Maritime companies are raising concern over increasing cases of sea piracy and violence against crews, especially in the West African region.
Some 361 organisations across the maritime industry globally have now signed the Gulf of Guinea Declaration on Suppression of Piracy, representing a call to action to put an end to scourge of piracy against ships in the region.
The companies say increasing cases will disrupt maritime trade in the continent since the route is of great global interest as it carries ships of almost every flag.
“There has been increasing cases of piracy along Gulf of Guinea with 50 crew kidnappings by pirates reported in the first seven months of this year while during the first three months of 2021, there was only one incident of reported piracy around Somalia and there are fears of increasing such cases as a result of Covid-19,” according to the latest report by the International Maritime Bureau Piracy Reporting Centre (IBM PRC) and Peace and Security Council.

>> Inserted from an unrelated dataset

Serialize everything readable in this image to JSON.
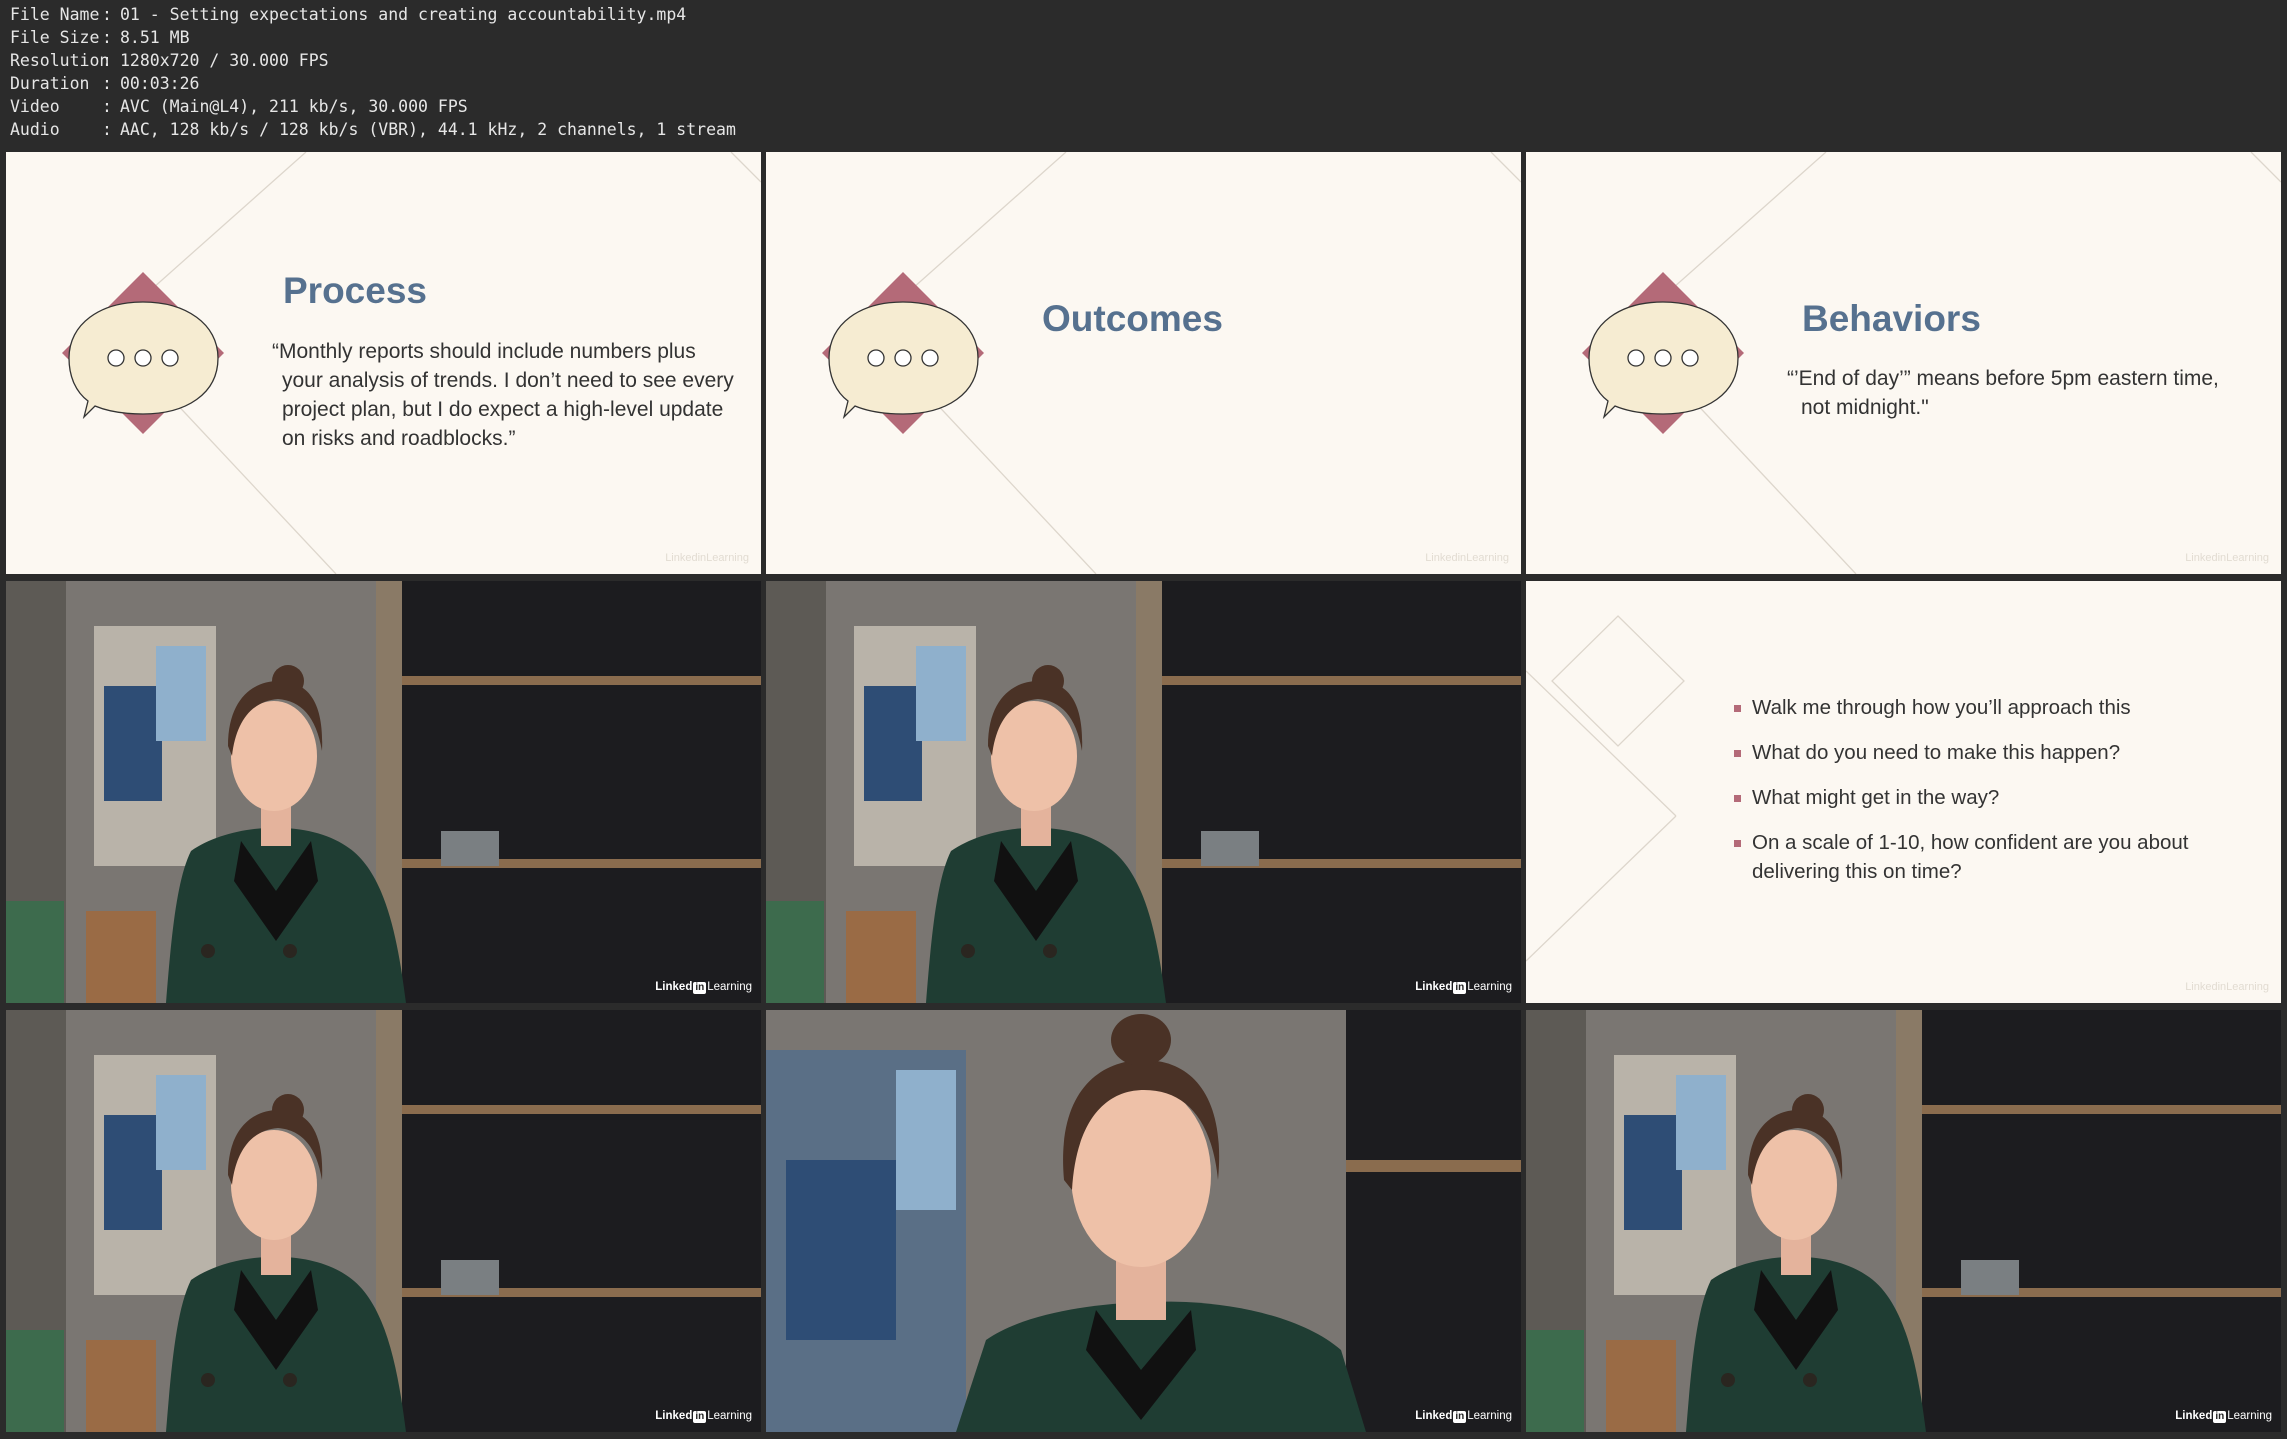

IMB director Michael Howlett said pirates operating within the Gulf of Guinea are well-equipped to attack farther away from shorelines and are unafraid to take violent action against innocent crews.

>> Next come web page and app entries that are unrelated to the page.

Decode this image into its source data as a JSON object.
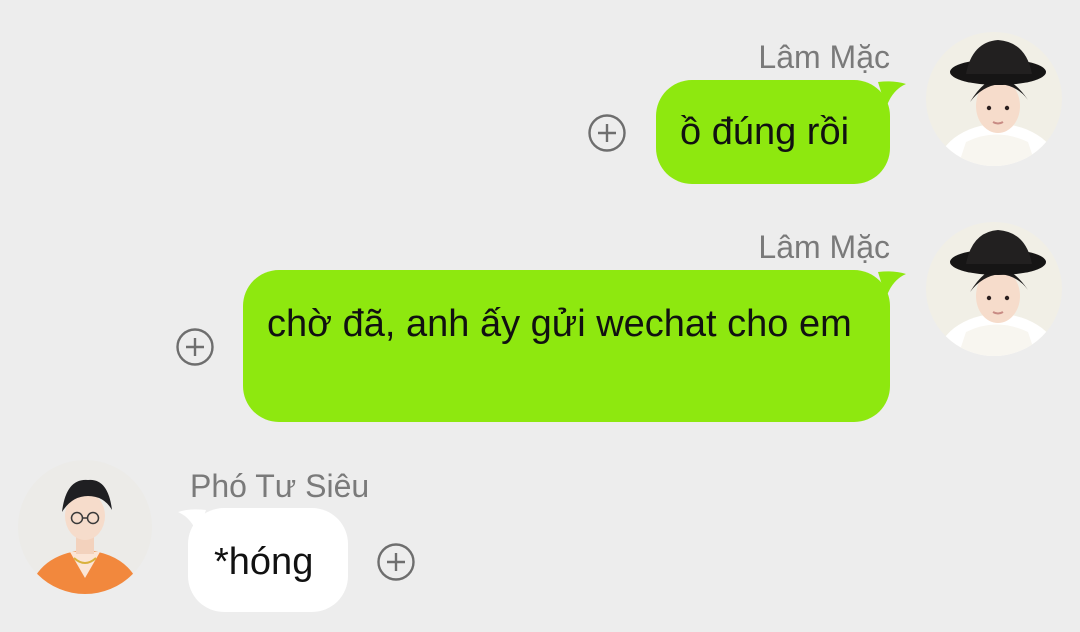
{
  "colors": {
    "background": "#ededed",
    "outgoing_bubble": "#8ee80f",
    "incoming_bubble": "#ffffff",
    "sender_name": "#7a7a7a",
    "add_icon": "#6e6e6e"
  },
  "messages": [
    {
      "direction": "outgoing",
      "sender": "Lâm Mặc",
      "text": "ồ đúng rồi",
      "action_icon": "add-circle-icon"
    },
    {
      "direction": "outgoing",
      "sender": "Lâm Mặc",
      "text": "chờ đã, anh ấy gửi wechat cho em",
      "action_icon": "add-circle-icon"
    },
    {
      "direction": "incoming",
      "sender": "Phó Tư Siêu",
      "text": "*hóng",
      "action_icon": "add-circle-icon"
    }
  ]
}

“It’s critical that seafarers remain cautious and vigilant when travelling in nearby waters and report all incidents to the regional authorities and the IMB PRC. Only improved knowledge sharing channels and increased collaboration between maritime response authorities will reduce the risk to seafarers in the region,” warns Mr Howlett.
West African and South American countries already struggle to police their territorial waters.
Shift in public safety concern
As hospitals fill with Covid-19 patients, the regions’ governments will almost certainly shift their public safety efforts away from sea piracy and toward more immediate concerns on land. That will create opportunities for pirates.
The disease may make it harder for crews to protect ships as well. If crew members get sick, restrictions on international travel prevent their replacements from meeting the ship in whatever port it’s in.
Slowing consumer spending around the globe means less trade, which brings less revenue for shipping companies to spend on armed guards or other methods of protecting ships against pirates. As a result, ships will likely become easier targets for pirates.
“Governments, businesses, and maritime response agencies must take appropriate measures to protect the crew, so that we can ensure the uninterrupted free flow of goods throughout international supply chains,” said International Chamber of Commerce secretary general John W.H. Denton.